This represents a return to our former position where Australia made it clear that we didn’t wish to become involved with other countries in the way they balanced their interests between the United States and China. But under the Morrison Government, Australia was so often seen as a mouthpiece for America that it weakened our credibility within the region just when we needed it most.
As the distinguished scholar and former Singapore diplomat, Kishore Mahbubani has said, ASEAN countries want to have good relations with both America and China, and the wisest policy for Australia is to align ourselves with the ASEAN position where we can. That way we could play a significant bridging role between Beijing and Washington. Indeed, as Minister Wong has said, “the value of our engagement in the region is central to the value we add in our alliance with the United States”.
Of course, Australia is not a non-aligned country and will need to push back when its interests and values are challenged. Yet as Geoff Raby suggests, Australia should learn the Asian way of discriminating between different issues and thereby being able to walk both sides of the street. According to Raby, “few countries have a more fractious relationship with China than Japan, but normal, cordial diplomatic relations are sustained, while the economic relationship goes from strength to strength.”

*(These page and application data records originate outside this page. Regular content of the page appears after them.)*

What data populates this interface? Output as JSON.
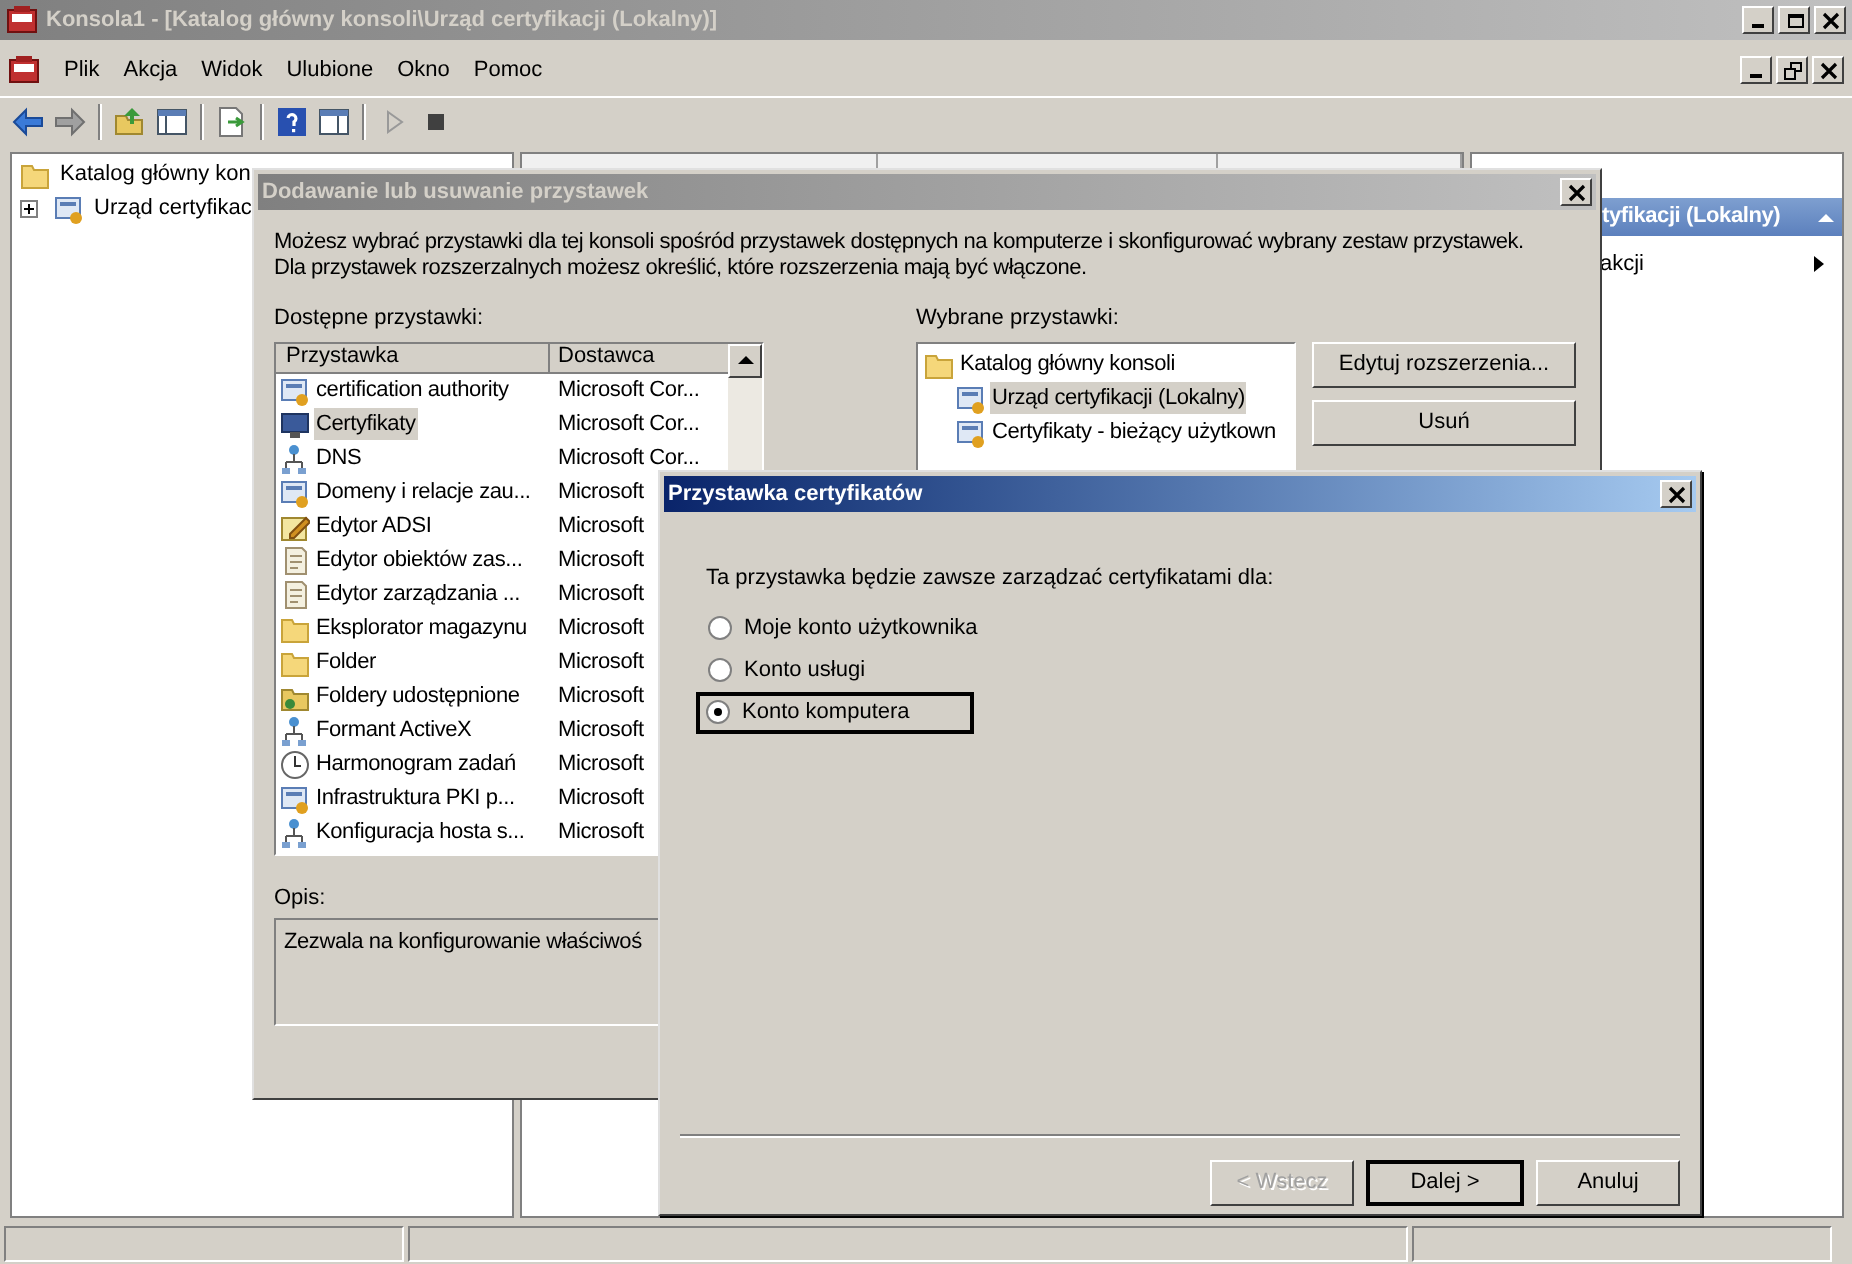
{
  "main_window": {
    "title": "Konsola1 - [Katalog główny konsoli\\Urząd certyfikacji (Lokalny)]",
    "menu": [
      "Plik",
      "Akcja",
      "Widok",
      "Ulubione",
      "Okno",
      "Pomoc"
    ],
    "tree": [
      {
        "label": "Katalog główny kon",
        "children": [
          {
            "label": "Urząd certyfikac",
            "expanded": false
          }
        ]
      }
    ],
    "actions_pane": {
      "header": "tyfikacji (Lokalny)",
      "items": [
        "akcji"
      ]
    }
  },
  "snapin_dialog": {
    "title": "Dodawanie lub usuwanie przystawek",
    "intro_lines": [
      "Możesz wybrać przystawki dla tej konsoli spośród przystawek dostępnych na komputerze i skonfigurować wybrany zestaw przystawek.",
      "Dla przystawek rozszerzalnych możesz określić, które rozszerzenia mają być włączone."
    ],
    "available_label": "Dostępne przystawki:",
    "columns": [
      "Przystawka",
      "Dostawca"
    ],
    "available": [
      {
        "name": "certification authority",
        "vendor": "Microsoft Cor...",
        "selected": false
      },
      {
        "name": "Certyfikaty",
        "vendor": "Microsoft Cor...",
        "selected": true
      },
      {
        "name": "DNS",
        "vendor": "Microsoft Cor...",
        "selected": false
      },
      {
        "name": "Domeny i relacje zau...",
        "vendor": "Microsoft",
        "selected": false
      },
      {
        "name": "Edytor ADSI",
        "vendor": "Microsoft",
        "selected": false
      },
      {
        "name": "Edytor obiektów zas...",
        "vendor": "Microsoft",
        "selected": false
      },
      {
        "name": "Edytor zarządzania ...",
        "vendor": "Microsoft",
        "selected": false
      },
      {
        "name": "Eksplorator magazynu",
        "vendor": "Microsoft",
        "selected": false
      },
      {
        "name": "Folder",
        "vendor": "Microsoft",
        "selected": false
      },
      {
        "name": "Foldery udostępnione",
        "vendor": "Microsoft",
        "selected": false
      },
      {
        "name": "Formant ActiveX",
        "vendor": "Microsoft",
        "selected": false
      },
      {
        "name": "Harmonogram zadań",
        "vendor": "Microsoft",
        "selected": false
      },
      {
        "name": "Infrastruktura PKI p...",
        "vendor": "Microsoft",
        "selected": false
      },
      {
        "name": "Konfiguracja hosta s...",
        "vendor": "Microsoft",
        "selected": false
      }
    ],
    "selected_label": "Wybrane przystawki:",
    "selected_tree": [
      {
        "label": "Katalog główny konsoli",
        "selected": false,
        "children": [
          {
            "label": "Urząd certyfikacji (Lokalny)",
            "selected": true
          },
          {
            "label": "Certyfikaty - bieżący użytkown",
            "selected": false
          }
        ]
      }
    ],
    "side_buttons": [
      "Edytuj rozszerzenia...",
      "Usuń"
    ],
    "description_label": "Opis:",
    "description": "Zezwala na konfigurowanie właściwoś"
  },
  "cert_dialog": {
    "title": "Przystawka certyfikatów",
    "prompt": "Ta przystawka będzie zawsze zarządzać certyfikatami dla:",
    "options": [
      {
        "label": "Moje konto użytkownika",
        "selected": false,
        "focused": false
      },
      {
        "label": "Konto usługi",
        "selected": false,
        "focused": false
      },
      {
        "label": "Konto komputera",
        "selected": true,
        "focused": true
      }
    ],
    "buttons": [
      {
        "label": "< Wstecz",
        "disabled": true,
        "default": false
      },
      {
        "label": "Dalej >",
        "disabled": false,
        "default": true
      },
      {
        "label": "Anuluj",
        "disabled": false,
        "default": false
      }
    ]
  }
}
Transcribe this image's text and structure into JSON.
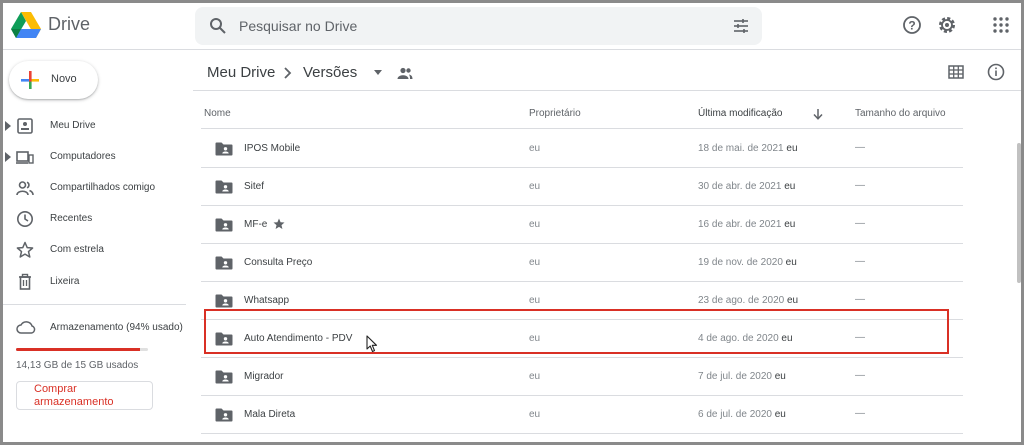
{
  "header": {
    "app_name": "Drive",
    "search_placeholder": "Pesquisar no Drive",
    "icons": [
      "search-icon",
      "filter-icon",
      "help-icon",
      "settings-icon",
      "apps-icon"
    ]
  },
  "sidebar": {
    "new_label": "Novo",
    "items": [
      {
        "label": "Meu Drive",
        "icon": "my-drive-icon",
        "expandable": true
      },
      {
        "label": "Computadores",
        "icon": "computers-icon",
        "expandable": true
      },
      {
        "label": "Compartilhados comigo",
        "icon": "shared-icon",
        "expandable": false
      },
      {
        "label": "Recentes",
        "icon": "clock-icon",
        "expandable": false
      },
      {
        "label": "Com estrela",
        "icon": "star-icon",
        "expandable": false
      },
      {
        "label": "Lixeira",
        "icon": "trash-icon",
        "expandable": false
      }
    ],
    "storage": {
      "label": "Armazenamento (94% usado)",
      "used_fraction": 0.94,
      "usage_text": "14,13 GB de 15 GB usados",
      "buy_label": "Comprar armazenamento"
    }
  },
  "main": {
    "breadcrumb": {
      "root": "Meu Drive",
      "current": "Versões"
    },
    "columns": {
      "name": "Nome",
      "owner": "Proprietário",
      "modified": "Última modificação",
      "size": "Tamanho do arquivo"
    },
    "rows": [
      {
        "name": "IPOS Mobile",
        "starred": false,
        "owner": "eu",
        "modified": "18 de mai. de 2021",
        "modified_by": "eu",
        "size": "—"
      },
      {
        "name": "Sitef",
        "starred": false,
        "owner": "eu",
        "modified": "30 de abr. de 2021",
        "modified_by": "eu",
        "size": "—"
      },
      {
        "name": "MF-e",
        "starred": true,
        "owner": "eu",
        "modified": "16 de abr. de 2021",
        "modified_by": "eu",
        "size": "—"
      },
      {
        "name": "Consulta Preço",
        "starred": false,
        "owner": "eu",
        "modified": "19 de nov. de 2020",
        "modified_by": "eu",
        "size": "—"
      },
      {
        "name": "Whatsapp",
        "starred": false,
        "owner": "eu",
        "modified": "23 de ago. de 2020",
        "modified_by": "eu",
        "size": "—"
      },
      {
        "name": "Auto Atendimento - PDV",
        "starred": false,
        "owner": "eu",
        "modified": "4 de ago. de 2020",
        "modified_by": "eu",
        "size": "—"
      },
      {
        "name": "Migrador",
        "starred": false,
        "owner": "eu",
        "modified": "7 de jul. de 2020",
        "modified_by": "eu",
        "size": "—"
      },
      {
        "name": "Mala Direta",
        "starred": false,
        "owner": "eu",
        "modified": "6 de jul. de 2020",
        "modified_by": "eu",
        "size": "—"
      }
    ],
    "highlighted_row": "Auto Atendimento - PDV"
  },
  "colors": {
    "highlight": "#d93025",
    "storage_bar": "#d93025",
    "icon_gray": "#5f6368",
    "divider": "#dadce0"
  }
}
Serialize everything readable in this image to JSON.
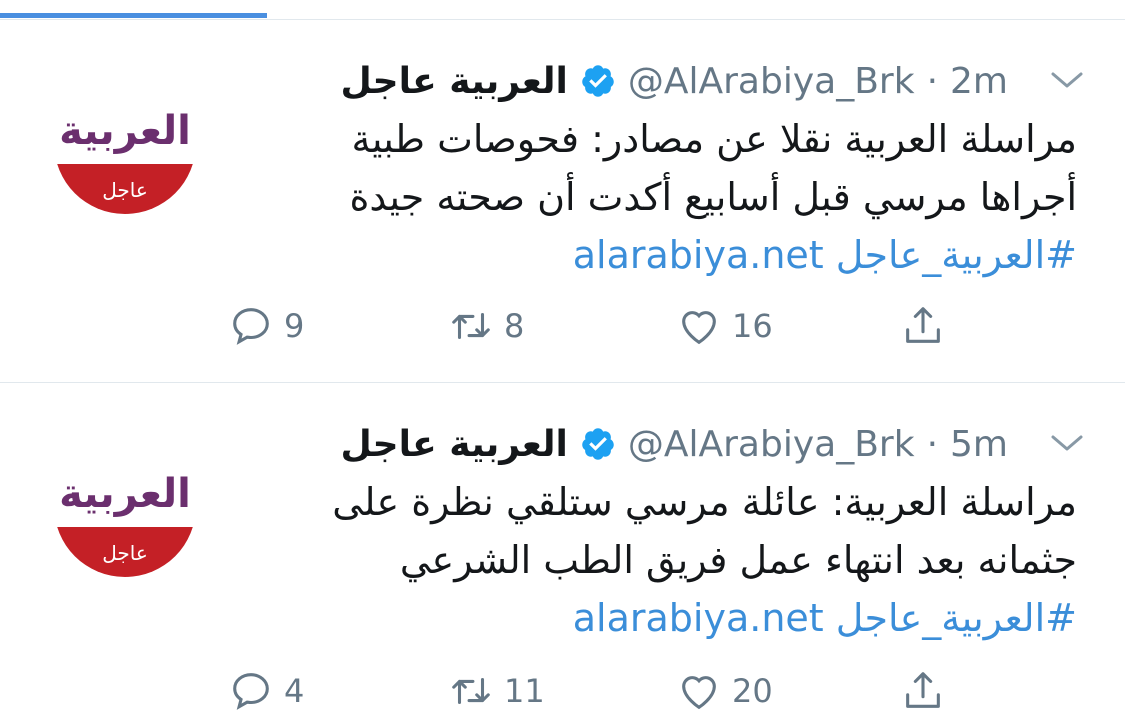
{
  "progress": {
    "fraction": 0.237
  },
  "tweets": [
    {
      "avatar": {
        "brand": "العربية",
        "badge": "عاجل",
        "brand_color": "#6b2f6e",
        "badge_color": "#c42026"
      },
      "name": "العربية عاجل",
      "verified_icon": "verified-badge-icon",
      "handle": "@AlArabiya_Brk",
      "dot": "·",
      "time": "2m",
      "body_lines": [
        "مراسلة العربية نقلا عن مصادر: فحوصات طبية",
        "أجراها مرسي قبل أسابيع أكدت أن صحته جيدة",
        "#العربية_عاجل alarabiya.net"
      ],
      "actions": {
        "reply": "9",
        "retweet": "8",
        "like": "16"
      }
    },
    {
      "avatar": {
        "brand": "العربية",
        "badge": "عاجل",
        "brand_color": "#6b2f6e",
        "badge_color": "#c42026"
      },
      "name": "العربية عاجل",
      "verified_icon": "verified-badge-icon",
      "handle": "@AlArabiya_Brk",
      "dot": "·",
      "time": "5m",
      "body_lines": [
        "مراسلة العربية: عائلة مرسي ستلقي نظرة على",
        "جثمانه بعد انتهاء عمل فريق الطب الشرعي",
        "#العربية_عاجل alarabiya.net"
      ],
      "actions": {
        "reply": "4",
        "retweet": "11",
        "like": "20"
      }
    }
  ],
  "colors": {
    "link": "#3b8ed9",
    "muted": "#657786",
    "text": "#14171a",
    "verified": "#1da1f2"
  }
}
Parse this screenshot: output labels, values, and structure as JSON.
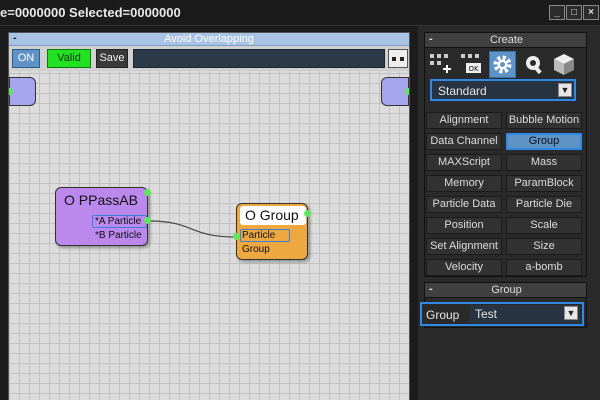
{
  "window": {
    "title": "e=0000000  Selected=0000000",
    "buttons": {
      "minimize": "_",
      "restore": "□",
      "close": "×"
    }
  },
  "canvas": {
    "collapse": "-",
    "title": "Avoid Overlapping",
    "toolbar": {
      "on": "ON",
      "valid": "Valid",
      "save": "Save"
    }
  },
  "nodes": {
    "ppass": {
      "title": "O PPassAB",
      "ports": [
        "*A Particle",
        "*B Particle"
      ]
    },
    "group": {
      "title": "O Group",
      "ports": [
        "Particle",
        "Group"
      ]
    }
  },
  "create_rollout": {
    "collapse": "-",
    "title": "Create",
    "icons": [
      "create-particles-icon",
      "create-ok-icon",
      "gear-icon",
      "wrench-icon",
      "cube-icon"
    ],
    "category": "Standard",
    "buttons": [
      "Alignment",
      "Bubble Motion",
      "Data Channel",
      "Group",
      "MAXScript",
      "Mass",
      "Memory",
      "ParamBlock",
      "Particle Data",
      "Particle Die",
      "Position",
      "Scale",
      "Set Alignment",
      "Size",
      "Velocity",
      "a-bomb"
    ],
    "active_button": "Group"
  },
  "group_rollout": {
    "collapse": "-",
    "title": "Group",
    "label": "Group",
    "value": "Test"
  },
  "colors": {
    "accent": "#2e8ae6",
    "active_fill": "#5f93c6",
    "valid_green": "#22e022",
    "node_purple": "#bb88ee",
    "node_orange": "#eda840",
    "port_green": "#5fe65f"
  }
}
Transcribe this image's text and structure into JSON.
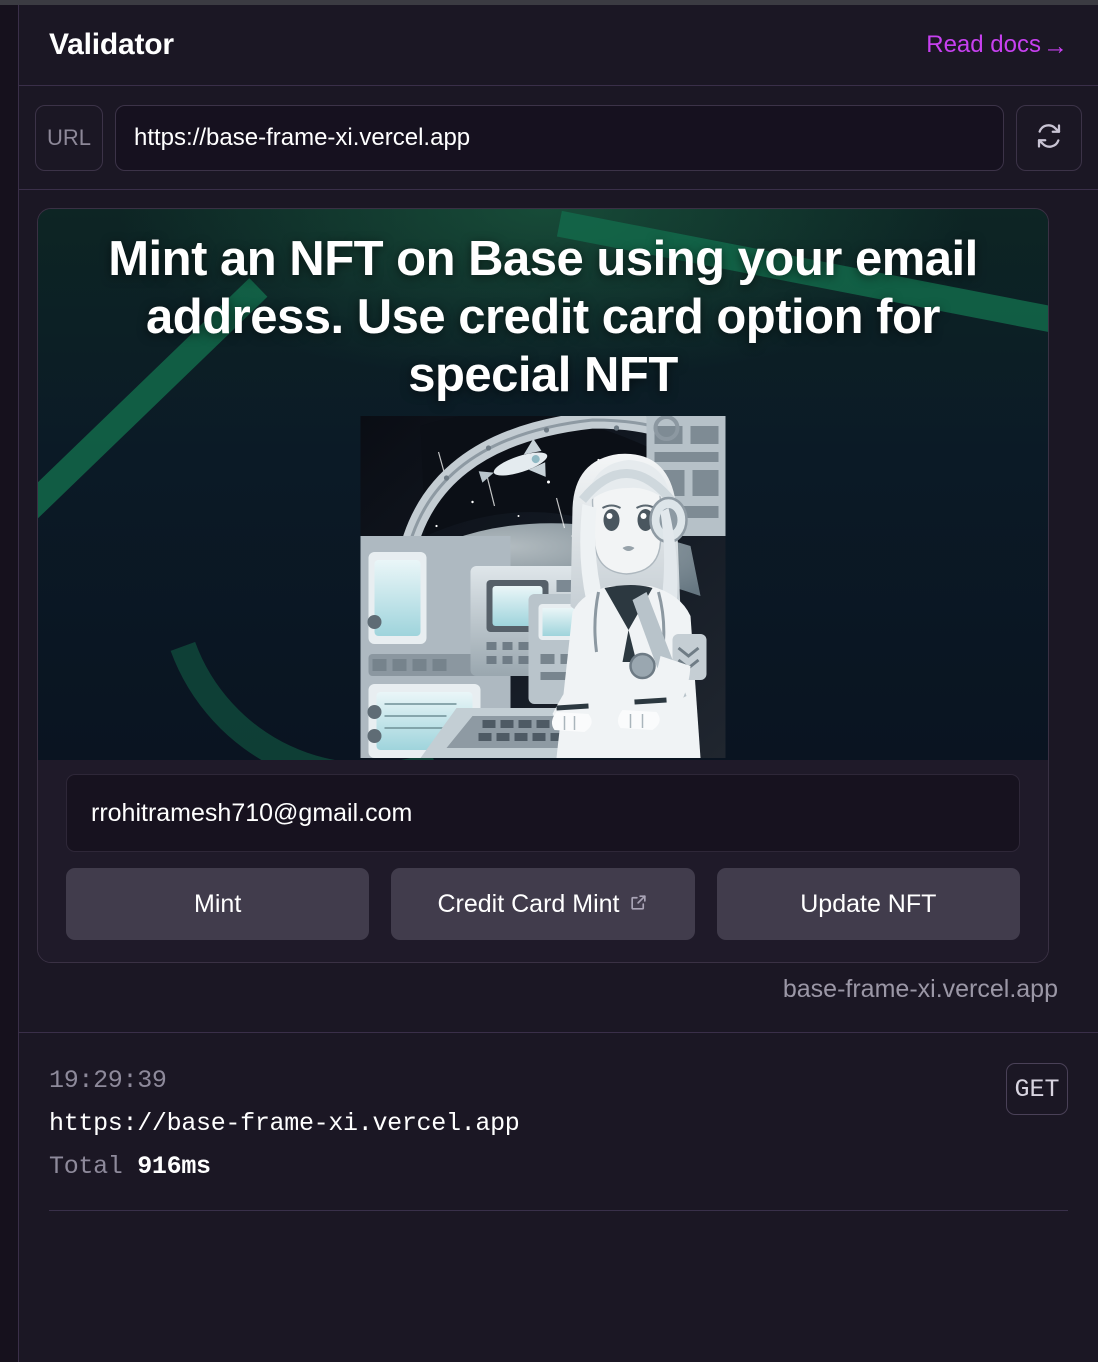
{
  "header": {
    "title": "Validator",
    "docs_link": "Read docs",
    "docs_arrow": "→"
  },
  "urlbar": {
    "tag": "URL",
    "value": "https://base-frame-xi.vercel.app",
    "placeholder": "https://",
    "refresh_icon": "refresh-icon"
  },
  "frame": {
    "heading": "Mint an NFT on Base using your email address. Use credit card option for special NFT",
    "image_alt": "anime girl with headphones at space station console",
    "input_value": "rrohitramesh710@gmail.com",
    "input_placeholder": "Enter email",
    "buttons": [
      {
        "label": "Mint",
        "external": false
      },
      {
        "label": "Credit Card Mint",
        "external": true
      },
      {
        "label": "Update NFT",
        "external": false
      }
    ],
    "domain": "base-frame-xi.vercel.app"
  },
  "log": {
    "time": "19:29:39",
    "url": "https://base-frame-xi.vercel.app",
    "total_label": "Total",
    "total_value": "916ms",
    "method": "GET"
  },
  "colors": {
    "page_bg": "#17131f",
    "panel_bg": "#1b1724",
    "border": "#3a2f49",
    "accent": "#c740f0",
    "text": "#ffffff",
    "muted": "#8e8a9b",
    "button_bg": "#413c4c",
    "frame_green": "#13694a"
  }
}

Australia needs to work with other nations on specific issues of national interest, even where they are not like-minded in terms of adherence to liberal values, including respect for human rights. One example is Vietnam, where Australia appears to be developing a mutually beneficial relationship based on similar economic and national security objectives.
Our ability to push back should our values be threatened will be enhanced if we have an ongoing dialogue, especially with China. For example, the renewed discussion at ministerial level has meant that issues that offend Australian values – unexplained detention of Australian citizens in China, human rights matters including Xinjiang and Hong Kong, press and religious freedoms – can now be raised and discussed at senior government levels.
Furthermore, as Geoff Raby says, “an inclusive framework of norms, rules and habits of consultation which include China and of which it is an author [our emphasis], will be the best means of constraining bad behaviour”.
In conclusion, it is important to emphasise that Australia’s foreign policy and diplomatic objectives are not identical with those of the United States. The Albanese Government is right when it says in relation to China, that: “We will cooperate where we can, we will disagree where we must, and we will engage in our national interest.” But it is important that the US understands that our strategic position is different from theirs simply as a result of our respective geography. The US is a global power situated half a world away from this region in which we live. Inevitably, Australia’s priorities in our relations with neighbouring countries will not always be the same as those of the United States.